The entirety of the Senate Republican conference has 53 members - and 52 of them were invited to participate in the new White House advisory group.
Image: Senator Mitt Romney (R-UT) arrives to cast a guilty vote during the final votes in the Senate impeachment trial of President Donald Trump on Capitol Hill
Senator Mitt Romney, R-Ut., arrives to cast a guilty vote during the final votes in the Senate impeachment trial of President Donald Trump on Capitol Hill Feb. 5, 2020.Jonathan Ernst / Reuters file

When this story first start percolating online yesterday, I more or less thought it was a joke. It wasn't.

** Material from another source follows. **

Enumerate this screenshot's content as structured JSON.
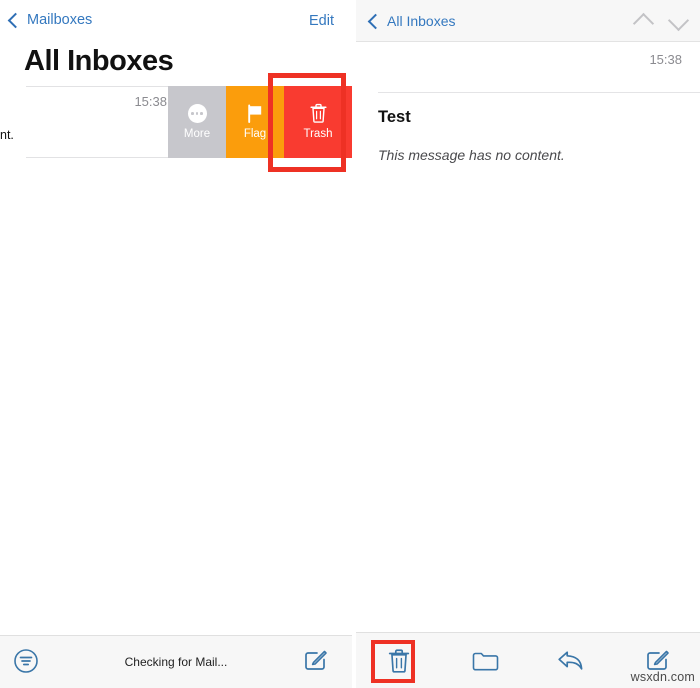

President Donald Trump tapped every Republican senator to join a congressional group aimed at reopening America amid coronavirus -- except Sen. Mitt Romney of Utah. Romney, the party's 2012 presidential nominee, was the only GOP senator to vote to convict Trump in his impeachment trial earlier this year. Romney voted to convict Trump on the abuse of power charge and voted to acquit him on the obstruction of Congress charge.

The White House created a new task force yesterday -- by some counts, its fifth related to the pandemic -- made up of lawmakers who'll comprise the "Opening Up America Again Congressional Group." Team Trump posted the full list of members yesterday afternoon, and it's not short: 32 U.S. House members will join 65 U.S. senators on the advisory panel.

But it's the list of senators that's noticeable. The entirety of the Senate Republican conference has 53 members -- and 52 of them were invited to participate in the new White House group. The only GOP senator to be excluded is the only GOP senator who considered the evidence against Donald Trump in his impeachment trial and voted to remove the president from office on one count.

To be sure, this is a continuation of a larger pattern. In early February, while Trump was largely overlooking a series of warnings related to the coronavirus threat, he focused much of his energies on attacking the junior senator from Utah in the wake of his impeachment. That offensive, evidently, hasn't ended.

But the broader global circumstances have obviously changed. Two weeks ago, the president stood in the White House press briefing room and declared, "I want to remind everyone here in our nation's capital, especially in Congress, that this is not the time for politics."

Two weeks later, Team Trump's interest in politics -- and the president's limitless capacity for feeling aggrieved -- continues unabated.

New York's Jon Chait joked yesterday, "One possibility is that the former Bain Capital executive, Olympics chairman, and Massachusetts governor is less qualified to give advice about management and job creation than the other members of his caucus, and they only had room for 52 Senate Republicans on the letterhead."

The other possibility is that the president's pettiness continues to get the better of him.